**WORK TO COMPLETE:** How many lines below contain the string "would"? Reply with the figure and no further words.

**Data records for software interfaces:**
◇ ◇ ◇ ◇ ◇ ◇ ◇
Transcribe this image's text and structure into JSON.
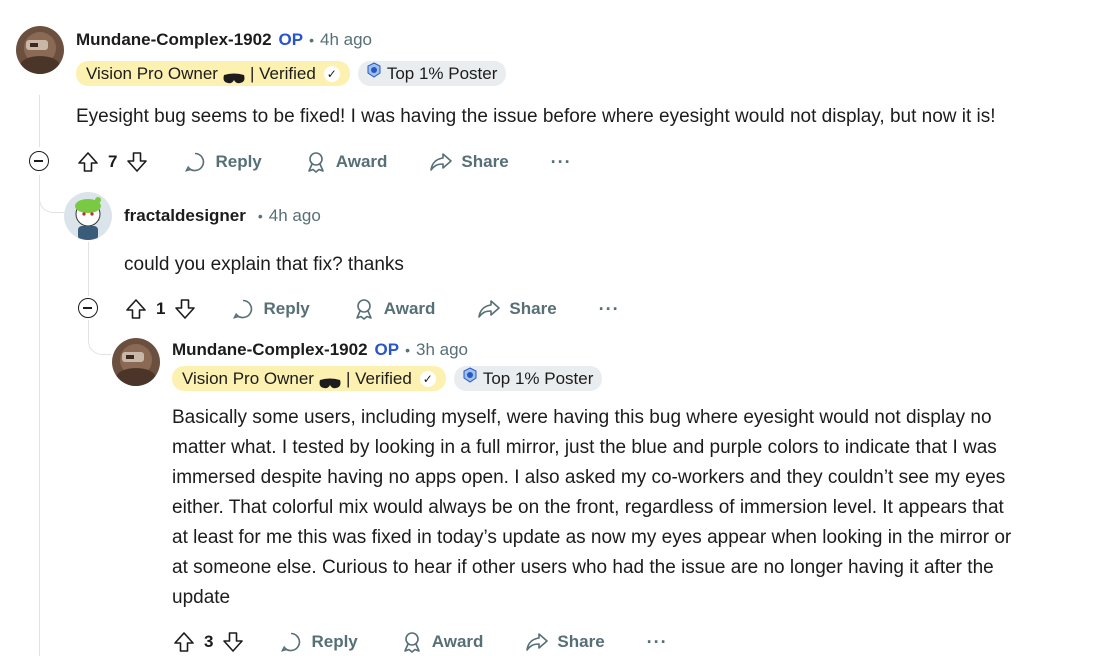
{
  "comments": [
    {
      "username": "Mundane-Complex-1902",
      "op": "OP",
      "separator": "•",
      "time": "4h ago",
      "flair_owner": "Vision Pro Owner",
      "flair_verified": "| Verified",
      "flair_check": "✓",
      "flair_top": "Top 1% Poster",
      "body": "Eyesight bug seems to be fixed! I was having the issue before where eyesight would not display, but now it is!",
      "votes": "7",
      "reply": "Reply",
      "award": "Award",
      "share": "Share",
      "more": "···"
    },
    {
      "username": "fractaldesigner",
      "separator": "•",
      "time": "4h ago",
      "body": "could you explain that fix? thanks",
      "votes": "1",
      "reply": "Reply",
      "award": "Award",
      "share": "Share",
      "more": "···"
    },
    {
      "username": "Mundane-Complex-1902",
      "op": "OP",
      "separator": "•",
      "time": "3h ago",
      "flair_owner": "Vision Pro Owner",
      "flair_verified": "| Verified",
      "flair_check": "✓",
      "flair_top": "Top 1% Poster",
      "body_lines": [
        "Basically some users, including myself, were having this bug where eyesight would not display no",
        "matter what. I tested by looking in a full mirror, just the blue and purple colors to indicate that I was",
        "immersed despite having no apps open. I also asked my co-workers and they couldn’t see my eyes",
        "either. That colorful mix would always be on the front, regardless of immersion level. It appears that",
        "at least for me this was fixed in today’s update as now my eyes appear when looking in the mirror or",
        "at someone else. Curious to hear if other users who had the issue are no longer having it after the",
        "update"
      ],
      "votes": "3",
      "reply": "Reply",
      "award": "Award",
      "share": "Share",
      "more": "···"
    }
  ],
  "colors": {
    "op": "#2a55c9",
    "muted": "#576f76",
    "flair_owner_bg": "#fdf1b1",
    "flair_top_bg": "#eaedef",
    "thread_line": "#dfe3e6"
  }
}
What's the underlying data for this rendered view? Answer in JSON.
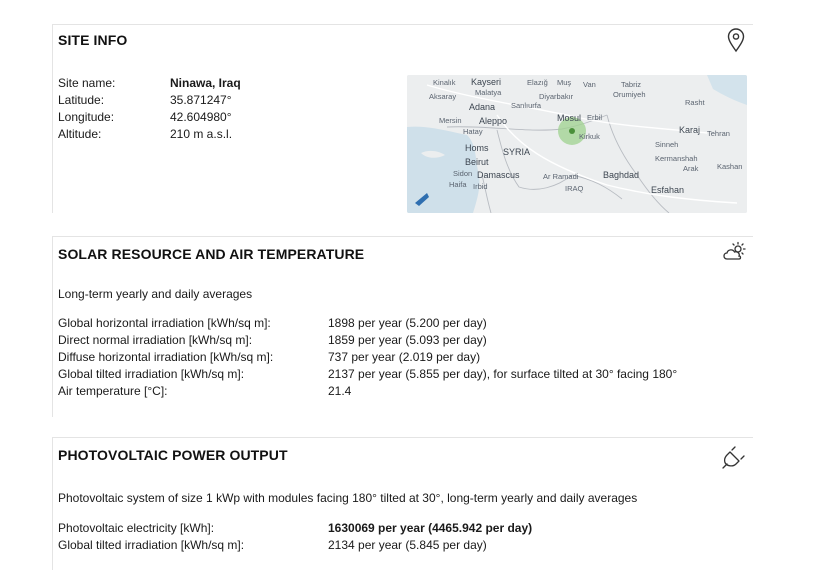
{
  "site_info": {
    "title": "SITE INFO",
    "icon": "location-pin-icon",
    "rows": [
      {
        "label": "Site name:",
        "value": "Ninawa, Iraq"
      },
      {
        "label": "Latitude:",
        "value": "35.871247°"
      },
      {
        "label": "Longitude:",
        "value": "42.604980°"
      },
      {
        "label": "Altitude:",
        "value": "210 m a.s.l."
      }
    ],
    "map": {
      "labels": {
        "kinalik": "Kinalık",
        "kayseri": "Kayseri",
        "elazig": "Elazığ",
        "mus": "Muş",
        "van": "Van",
        "tabriz": "Tabriz",
        "aksaray": "Aksaray",
        "malatya": "Malatya",
        "diyarbakir": "Diyarbakır",
        "urumiyeh": "Orumiyeh",
        "adana": "Adana",
        "sanliurfa": "Sanlıurfa",
        "rasht": "Rasht",
        "mersin": "Mersin",
        "aleppo": "Aleppo",
        "mosul": "Mosul",
        "erbil": "Erbil",
        "hatay": "Hatay",
        "karaj": "Karaj",
        "tehran": "Tehran",
        "kirkuk": "Kirkuk",
        "homs": "Homs",
        "syria": "SYRIA",
        "sinneh": "Sinneh",
        "beirut": "Beirut",
        "kermanshah": "Kermanshah",
        "arak": "Arak",
        "kashan": "Kashan",
        "sidon": "Sidon",
        "haifa": "Haifa",
        "damascus": "Damascus",
        "ramadi": "Ar Ramadi",
        "baghdad": "Baghdad",
        "irbid": "Irbid",
        "iraq": "IRAQ",
        "esfahan": "Esfahan"
      }
    }
  },
  "solar": {
    "title": "SOLAR RESOURCE AND AIR TEMPERATURE",
    "icon": "sun-cloud-icon",
    "subtitle": "Long-term yearly and daily averages",
    "rows": [
      {
        "label": "Global horizontal irradiation [kWh/sq m]:",
        "value": "1898 per year (5.200 per day)"
      },
      {
        "label": "Direct normal irradiation [kWh/sq m]:",
        "value": "1859 per year (5.093 per day)"
      },
      {
        "label": "Diffuse horizontal irradiation [kWh/sq m]:",
        "value": "737 per year (2.019 per day)"
      },
      {
        "label": "Global tilted irradiation [kWh/sq m]:",
        "value": "2137 per year (5.855 per day), for surface tilted at 30° facing 180°"
      },
      {
        "label": "Air temperature [°C]:",
        "value": "21.4"
      }
    ]
  },
  "pv": {
    "title": "PHOTOVOLTAIC POWER OUTPUT",
    "icon": "plug-icon",
    "subtitle": "Photovoltaic system of size 1 kWp with modules facing 180° tilted at 30°, long-term yearly and daily averages",
    "rows": [
      {
        "label": "Photovoltaic electricity [kWh]:",
        "value": "1630069 per year (4465.942 per day)"
      },
      {
        "label": "Global tilted irradiation [kWh/sq m]:",
        "value": "2134 per year (5.845 per day)"
      }
    ]
  }
}
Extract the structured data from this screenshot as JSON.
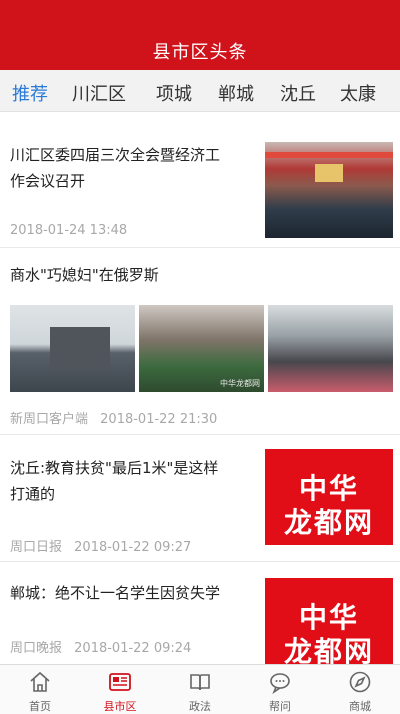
{
  "header": {
    "title": "县市区头条"
  },
  "tabs": [
    {
      "label": "推荐",
      "active": true
    },
    {
      "label": "川汇区"
    },
    {
      "label": "项城"
    },
    {
      "label": "郸城"
    },
    {
      "label": "沈丘"
    },
    {
      "label": "太康"
    }
  ],
  "news": [
    {
      "title": "川汇区委四届三次全会暨经济工作会议召开",
      "title_line1": "川汇区委四届三次全会暨经济工",
      "title_line2": "作会议召开",
      "source": "",
      "time": "2018-01-24 13:48"
    },
    {
      "title": "商水\"巧媳妇\"在俄罗斯",
      "source": "新周口客户端",
      "time": "2018-01-22 21:30",
      "photo_caption": "中华龙都网"
    },
    {
      "title_line1": "沈丘:教育扶贫\"最后1米\"是这样",
      "title_line2": "打通的",
      "source": "周口日报",
      "time": "2018-01-22 09:27"
    },
    {
      "title": "郸城：绝不让一名学生因贫失学",
      "source": "周口晚报",
      "time": "2018-01-22 09:24"
    }
  ],
  "logo": {
    "line1": "中华",
    "line2": "龙都网",
    "color": "#e10d17"
  },
  "tabbar": [
    {
      "label": "首页",
      "icon": "home-icon"
    },
    {
      "label": "县市区",
      "icon": "newspaper-icon",
      "active": true
    },
    {
      "label": "政法",
      "icon": "book-icon"
    },
    {
      "label": "帮问",
      "icon": "chat-bubble-icon"
    },
    {
      "label": "商城",
      "icon": "compass-icon"
    }
  ],
  "colors": {
    "brand": "#d0121b",
    "active_tab": "#2b7bd6",
    "meta_text": "#a8a8a8"
  }
}
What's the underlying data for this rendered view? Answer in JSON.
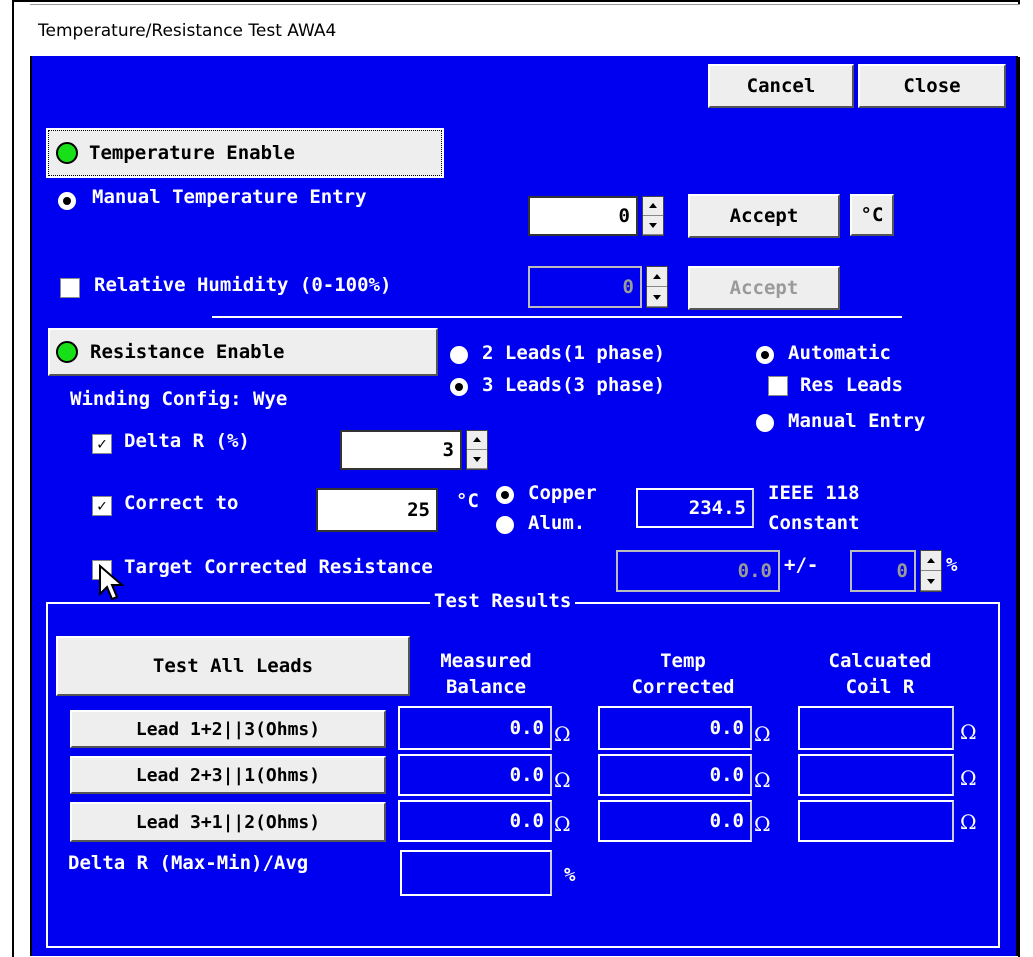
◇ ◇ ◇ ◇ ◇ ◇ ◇
**YOUR SOLUTION:** 3